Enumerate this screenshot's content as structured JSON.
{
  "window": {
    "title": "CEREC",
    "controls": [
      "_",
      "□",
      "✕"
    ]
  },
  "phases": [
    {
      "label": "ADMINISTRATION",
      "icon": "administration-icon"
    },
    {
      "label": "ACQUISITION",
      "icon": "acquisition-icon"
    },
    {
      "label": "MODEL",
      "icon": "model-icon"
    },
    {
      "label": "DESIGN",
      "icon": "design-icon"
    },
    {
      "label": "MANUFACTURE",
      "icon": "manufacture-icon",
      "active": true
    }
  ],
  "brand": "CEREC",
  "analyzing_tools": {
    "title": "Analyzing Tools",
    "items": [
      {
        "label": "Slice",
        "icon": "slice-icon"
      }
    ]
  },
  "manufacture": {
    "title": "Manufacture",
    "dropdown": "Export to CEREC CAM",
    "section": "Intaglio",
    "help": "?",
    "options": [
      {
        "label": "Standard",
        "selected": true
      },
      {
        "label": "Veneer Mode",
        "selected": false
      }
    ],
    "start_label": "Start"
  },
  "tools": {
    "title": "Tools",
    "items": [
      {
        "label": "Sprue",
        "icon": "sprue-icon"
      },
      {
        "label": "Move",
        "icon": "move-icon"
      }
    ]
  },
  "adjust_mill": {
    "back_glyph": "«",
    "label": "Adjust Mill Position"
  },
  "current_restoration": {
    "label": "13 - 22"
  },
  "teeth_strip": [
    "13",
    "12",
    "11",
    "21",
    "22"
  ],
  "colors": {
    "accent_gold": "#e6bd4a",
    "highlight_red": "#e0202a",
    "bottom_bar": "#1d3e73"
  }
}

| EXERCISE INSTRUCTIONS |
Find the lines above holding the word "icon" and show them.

| SOLVED PROBLEM |
      "icon": "administration-icon"
      "icon": "acquisition-icon"
      "icon": "model-icon"
      "icon": "design-icon"
      "icon": "manufacture-icon",
        "icon": "slice-icon"
        "icon": "sprue-icon"
        "icon": "move-icon"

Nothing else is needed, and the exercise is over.